I've been sitting on these pictures for weeks and weeks - I took a trip to Michigan late this summer to visit some family, and here are a few things we spotted as we took a reminscent stroll around the property. Needless to say my aunt and uncle's grandchildren love to go visit them there.
This is a peacock, eating my aunt's black-eyed Susans, much to my aunt's chagrin. A flock of about 30 of them freely wanders the property.
All the grand-daughters have big bunches of the tail feathers at home, and I, too, was sent home with a gorgeous sheaf of them (garnering me lots of attention at the Detroit airport). One of the peacocks likes to cross the road to visit the neighbor, who feeds him. (Why else would a peacock cross the road?) Though they mostly wander around independently, I'm told that when dusk falls they all wander back together and congregate in the big tree by the barn, where they roost for the evening. That's just where they like to be, come nightfall.

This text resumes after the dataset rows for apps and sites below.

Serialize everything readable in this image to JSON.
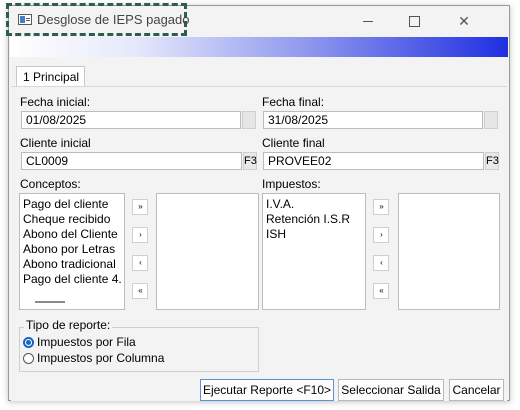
{
  "window": {
    "title": "Desglose de IEPS pagado",
    "controls": {
      "minimize": "",
      "maximize": "",
      "close": "✕"
    }
  },
  "tabs": [
    {
      "label": "1 Principal",
      "active": true
    }
  ],
  "form": {
    "fecha_inicial": {
      "label": "Fecha inicial:",
      "value": "01/08/2025"
    },
    "fecha_final": {
      "label": "Fecha final:",
      "value": "31/08/2025"
    },
    "cliente_inicial": {
      "label": "Cliente inicial",
      "value": "CL0009",
      "lookup": "F3"
    },
    "cliente_final": {
      "label": "Cliente final",
      "value": "PROVEE02",
      "lookup": "F3"
    },
    "conceptos": {
      "label": "Conceptos:",
      "available": [
        "Pago del cliente",
        "Cheque recibido",
        "Abono del Cliente",
        "Abono por Letras",
        "Abono tradicional",
        "Pago del cliente 4."
      ],
      "selected": []
    },
    "impuestos": {
      "label": "Impuestos:",
      "available": [
        "I.V.A.",
        "Retención I.S.R",
        "ISH"
      ],
      "selected": []
    },
    "move_buttons": [
      "»",
      "›",
      "‹",
      "«"
    ],
    "tipo_reporte": {
      "label": "Tipo de reporte:",
      "options": [
        {
          "label": "Impuestos por Fila",
          "checked": true
        },
        {
          "label": "Impuestos por Columna",
          "checked": false
        }
      ]
    }
  },
  "footer": {
    "run_label": "Ejecutar Reporte <F10>",
    "select_label": "Seleccionar Salida",
    "cancel_label": "Cancelar"
  },
  "colors": {
    "gradient_end": "#1f2fe2",
    "radio_accent": "#1565c0",
    "highlight_border": "#2e5d4f"
  }
}
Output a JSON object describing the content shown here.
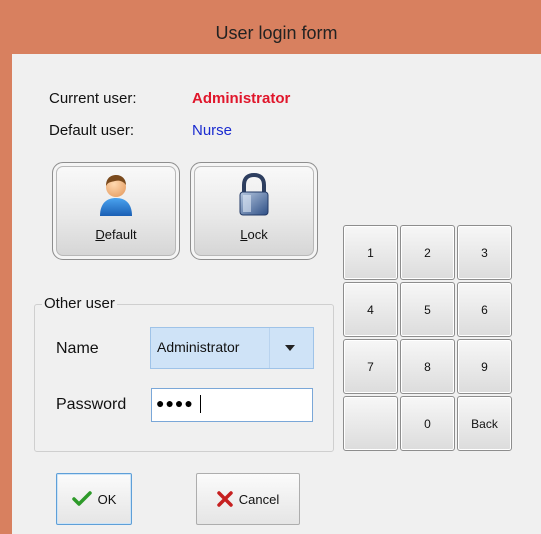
{
  "window": {
    "title": "User login form"
  },
  "labels": {
    "current_user": "Current user:",
    "default_user": "Default user:"
  },
  "values": {
    "current_user": "Administrator",
    "default_user": "Nurse"
  },
  "buttons": {
    "default": {
      "pre": "",
      "accel": "D",
      "post": "efault"
    },
    "lock": {
      "pre": "",
      "accel": "L",
      "post": "ock"
    },
    "ok": "OK",
    "cancel": "Cancel"
  },
  "other_user": {
    "legend": "Other user",
    "name_label": "Name",
    "name_value": "Administrator",
    "password_label": "Password",
    "password_mask": "●●●●"
  },
  "keypad": [
    "1",
    "2",
    "3",
    "4",
    "5",
    "6",
    "7",
    "8",
    "9",
    "",
    "0",
    "Back"
  ],
  "colors": {
    "frame": "#d8805f",
    "current_user_value": "#e0162b",
    "default_user_value": "#1a2bd0"
  }
}
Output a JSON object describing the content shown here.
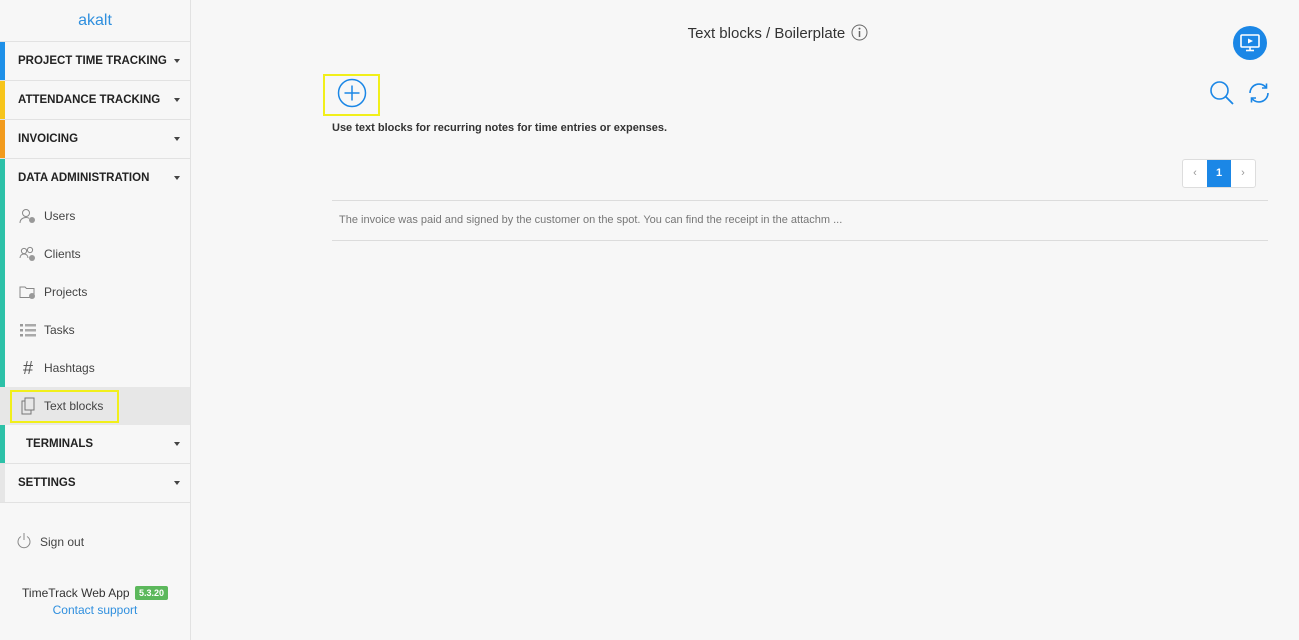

"What's that?" I asked my cousin, startled by the big white thing scuttling into the underbrush.
"Oh, just an albino peacock," she said dismissively. Then she noticed it had chicks with it, and took a little more interest.
Behind the house is a little ornamental fish pond that has, over the years, become a wonderland of amphibian life. (Once, years ago, it had a frog with a turquoise head living in it. We kids liked to imagine submitting pictures of it to National Geographic, or Ripley's Believe it or not - surely such a specimin deserved special attention.) A favorite activity of the grandchildren is frog-catching, though they also have the option of heading down to a bigger pond where the bluegills and sunfish are poised to gobble at their breadcrumb-loaded fishing lines.
This fellow was christened "Tiny Tim," which I suspect was not an intentional play on the name of its captor's rather tall father. Only one name really goes with "tiny," after all. He (the frog) was humanely ensconsed in a Tupperware of pond water until his later release.
The crown jewel of my uncle's Great Lakes menagerie would have to be the polar bear. Sorry, "Lost" fans, it is no longer living, but it still packs a nice punch for the unsuspecting. The barn is filled with taxidermied creatures, some purchased that way, some personally captured by the guys in the family, but this one, I believe, was procured from a local car dealership. The hair on its nose is worn away from years of fond petting from the children of prospective car buyers; otherwise, he is still quite majestic, if a little yellowed, and makes an excellent backdrop for family Christmas photos.
Look at my cousin, posing there in her running gear. She's not afraid! Albino peacocks, stuffed polar bears, whatever. It's all in a day's work on the farm.